It’s a sunny morning at Nyungwe Trading Centre in Karonga. Outside one of the shops, a medium height and black in complexion young man is seated on a veranda with rough pink desk in front of him. He receives a K200 banknote from a lady in exchange for a mobile phone airtime voucher. Within seconds, a similar process is repeated with five more people.
This is how Waleke Ng’ambi, 26, from Mchekacheka Village in Traditional Authority Mwilang’ombe is transforming his life at the trading center.
Ng’ambi used to spend time discussing international soccer competitions such as the UEFA Champions and English Premier Leagues, clubs and their players.
After dropping out of school due to financial constraints, Waleke was staying with her mother and had nothing else to do for a living.
“All I was doing was to play social football, watch European games on TV and spend time here discussing football with friends,” he says.
A fan of Chelsea Football Club, Waleke did not know that just a bit of motivation and guidance could make a difference in his life despite quitting school.
He had never thought that the trading centre would be a source of his fortune until when World Vison Malawi introduced Action for Adolescents Project in the area with funding from UNICEF.
The project led to the birth of a youth club called Hope Youth Ready Club which Waleke joined with the mentality of passing time.
He did not know that the project meant serious business and would later turn around his life through the Village Savings and Loans (VSL) concept that was introduced to the club.
“When I joined the club, I learnt we were supposed to start saving money. We met every Monday and Tuesday and, on each day, every member was supposed to bring K500.
“If you didn’t have money, it was not a crime, members would understand you,” he says.
With Hope Youth Ready Club, members were also required to engage in any business and Waleke opted for growing and selling tomatoes.
He borrowed money from the club’s VSL to buy fertilizer and pesticides.
From the first sales of his tomatoes, Waleke realized K60, 000 and thought of investing the money into the business of selling mobile phone airtime.
He topped up the capital with K35, 000 borrowed again from his VSL group and within a week, his business took off with an investment of K95, 000.
Since then, Waleke has never looked back. Business is good and the returns are promising. In every two days, he makes an average profit of K5, 000 which translates to K75 000 per month.
With such earnings, Waleke can stand toe to toe with diploma graduates working in white collar job in some institutions.
Meanwhile, Waleke says he dreams of expanding his business and not to get employed by anybody.
“I have bought a piece of land where I will build medium-sized houses for rent,” he says.
With his business, Waleke is also supporting his siblings and recently, he provided his young brother money to start his own business.

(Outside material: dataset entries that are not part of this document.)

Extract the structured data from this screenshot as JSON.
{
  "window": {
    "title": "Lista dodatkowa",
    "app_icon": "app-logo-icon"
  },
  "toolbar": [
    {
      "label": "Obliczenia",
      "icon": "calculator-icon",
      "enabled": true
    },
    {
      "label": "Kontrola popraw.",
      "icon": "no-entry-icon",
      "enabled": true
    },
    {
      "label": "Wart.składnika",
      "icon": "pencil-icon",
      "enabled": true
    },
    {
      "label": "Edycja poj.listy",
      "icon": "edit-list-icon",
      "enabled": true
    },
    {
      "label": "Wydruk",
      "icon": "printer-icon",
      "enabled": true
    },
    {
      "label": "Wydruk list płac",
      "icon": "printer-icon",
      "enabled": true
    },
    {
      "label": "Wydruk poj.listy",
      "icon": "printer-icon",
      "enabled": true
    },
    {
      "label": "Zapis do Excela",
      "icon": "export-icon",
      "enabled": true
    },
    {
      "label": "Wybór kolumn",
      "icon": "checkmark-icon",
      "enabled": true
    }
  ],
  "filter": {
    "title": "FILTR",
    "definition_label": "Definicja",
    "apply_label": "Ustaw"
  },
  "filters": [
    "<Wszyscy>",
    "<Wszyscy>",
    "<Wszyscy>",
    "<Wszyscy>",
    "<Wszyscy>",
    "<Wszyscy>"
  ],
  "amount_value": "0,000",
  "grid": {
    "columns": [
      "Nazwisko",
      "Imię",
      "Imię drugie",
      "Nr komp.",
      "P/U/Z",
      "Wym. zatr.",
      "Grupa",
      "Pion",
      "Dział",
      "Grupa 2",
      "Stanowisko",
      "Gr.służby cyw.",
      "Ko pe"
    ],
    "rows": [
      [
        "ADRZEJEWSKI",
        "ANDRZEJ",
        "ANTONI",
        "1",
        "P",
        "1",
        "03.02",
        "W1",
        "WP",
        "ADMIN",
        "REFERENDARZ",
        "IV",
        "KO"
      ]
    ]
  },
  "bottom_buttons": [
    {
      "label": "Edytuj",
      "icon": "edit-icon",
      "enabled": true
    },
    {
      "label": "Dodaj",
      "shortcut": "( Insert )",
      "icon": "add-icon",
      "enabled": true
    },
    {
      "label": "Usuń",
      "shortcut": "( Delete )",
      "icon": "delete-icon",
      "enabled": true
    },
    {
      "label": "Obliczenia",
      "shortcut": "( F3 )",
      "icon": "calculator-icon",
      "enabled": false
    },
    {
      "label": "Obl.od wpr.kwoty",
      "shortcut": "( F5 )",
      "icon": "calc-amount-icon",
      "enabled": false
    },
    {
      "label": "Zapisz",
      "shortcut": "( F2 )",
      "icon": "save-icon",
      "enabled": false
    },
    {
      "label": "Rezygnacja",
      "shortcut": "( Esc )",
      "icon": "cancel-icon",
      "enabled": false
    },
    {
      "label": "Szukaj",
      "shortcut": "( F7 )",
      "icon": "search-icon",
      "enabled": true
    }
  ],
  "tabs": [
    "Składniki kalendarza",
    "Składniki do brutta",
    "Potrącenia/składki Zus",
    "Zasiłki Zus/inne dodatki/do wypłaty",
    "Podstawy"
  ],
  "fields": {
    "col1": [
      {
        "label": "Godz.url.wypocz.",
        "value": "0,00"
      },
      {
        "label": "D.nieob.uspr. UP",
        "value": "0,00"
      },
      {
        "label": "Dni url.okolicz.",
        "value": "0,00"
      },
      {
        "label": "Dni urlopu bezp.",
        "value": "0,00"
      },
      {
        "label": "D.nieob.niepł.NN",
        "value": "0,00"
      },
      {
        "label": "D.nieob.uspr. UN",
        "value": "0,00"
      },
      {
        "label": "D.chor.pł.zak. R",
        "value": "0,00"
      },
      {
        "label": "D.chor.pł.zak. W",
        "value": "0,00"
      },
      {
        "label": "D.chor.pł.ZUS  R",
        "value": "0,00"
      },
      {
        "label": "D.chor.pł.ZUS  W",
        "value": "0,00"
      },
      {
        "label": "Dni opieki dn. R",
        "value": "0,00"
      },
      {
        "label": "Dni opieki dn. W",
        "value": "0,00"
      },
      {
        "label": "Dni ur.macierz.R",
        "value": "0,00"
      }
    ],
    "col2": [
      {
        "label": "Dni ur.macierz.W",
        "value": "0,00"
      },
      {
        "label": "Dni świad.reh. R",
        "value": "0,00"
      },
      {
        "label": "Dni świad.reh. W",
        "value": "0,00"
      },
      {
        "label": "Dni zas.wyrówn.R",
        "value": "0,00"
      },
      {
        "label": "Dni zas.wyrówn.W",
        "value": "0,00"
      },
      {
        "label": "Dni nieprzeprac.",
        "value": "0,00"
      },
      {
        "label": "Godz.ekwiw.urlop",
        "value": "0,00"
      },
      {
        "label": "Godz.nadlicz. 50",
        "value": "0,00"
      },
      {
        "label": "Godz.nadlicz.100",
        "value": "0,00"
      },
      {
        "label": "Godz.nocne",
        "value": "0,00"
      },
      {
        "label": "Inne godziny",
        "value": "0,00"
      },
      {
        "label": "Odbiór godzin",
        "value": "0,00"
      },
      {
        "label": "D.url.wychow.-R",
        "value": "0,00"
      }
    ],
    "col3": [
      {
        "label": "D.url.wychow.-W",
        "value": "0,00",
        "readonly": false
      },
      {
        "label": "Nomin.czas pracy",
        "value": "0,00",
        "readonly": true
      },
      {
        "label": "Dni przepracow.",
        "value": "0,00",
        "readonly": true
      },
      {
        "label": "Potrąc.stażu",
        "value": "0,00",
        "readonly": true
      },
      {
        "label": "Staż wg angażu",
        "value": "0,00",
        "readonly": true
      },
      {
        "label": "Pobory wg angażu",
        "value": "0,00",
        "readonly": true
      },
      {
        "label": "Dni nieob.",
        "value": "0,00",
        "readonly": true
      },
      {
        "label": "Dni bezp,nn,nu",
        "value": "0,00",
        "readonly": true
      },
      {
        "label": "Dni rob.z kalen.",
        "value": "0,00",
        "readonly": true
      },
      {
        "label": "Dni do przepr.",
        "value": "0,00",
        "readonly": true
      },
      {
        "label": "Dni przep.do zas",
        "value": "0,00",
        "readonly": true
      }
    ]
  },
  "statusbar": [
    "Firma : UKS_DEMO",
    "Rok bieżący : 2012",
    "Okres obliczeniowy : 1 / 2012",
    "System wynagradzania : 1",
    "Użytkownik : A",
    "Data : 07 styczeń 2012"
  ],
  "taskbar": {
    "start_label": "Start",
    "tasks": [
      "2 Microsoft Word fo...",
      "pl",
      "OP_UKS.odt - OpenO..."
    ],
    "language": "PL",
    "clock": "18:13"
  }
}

“He wanted to start a business of selling goat meat and I gave him K40, 000 as his startup capital,” he says.
For Waleke and many other youths in the country, it is not easy to attain tertiary education. Between 80, 000 and 120, 000 youths leave secondary schools every year and there is stiff competition for limited space in public universities.
Karonga District Youth Officer Jessie Mwansambo says the district’s high school dropout rate results in alcohol and substance abuse and early marriages. Unemployment also remains a major challenge.
“There is need for capacity building in different fields. The youth lack guidance and counselling on many issues such as entrepreneurship,” Mwansambo says.
She commends A4A Project for playing a role in transforming lives in the district but said there are more youths that need similar support.
“Action for Adolescents Project is a vibrant project and is tackling most challenges the youth face.
But very few people are being reached. Only four youth clubs have been directly reached; two in Mwilang’ombe and two in Kilipula. The whole Karonga, we have 149 youth clubs and four youth NGOs,” Mwansambo says.
According to the Ministry of Youth Sports and Manpower Development, young people in the country, who constitute 70 percent of the population, continue to face challenges on the labour market.
The ministry’s principal secretary Joseph Mwandidya said last year that youth unemployment in the country was at 23 percent while national unemployment was at 21 percent.
World Vision Malawi Technical Programmes Manager for Education Florence Pwele, says the project which run between 2016 and 2017 aimed to empower adolescents, especially those who dropped out of school to become self-reliant.
Pwele describes the project as a gateway for youth to unveil their potential of becoming productive citizens.
As Waleke has set the pace, one can only hope that many unemployed youths will graduate from dependency on their parents and guardians to financial independence through the project and other similar initiatives.Follow and Subscribe Nyasa TV :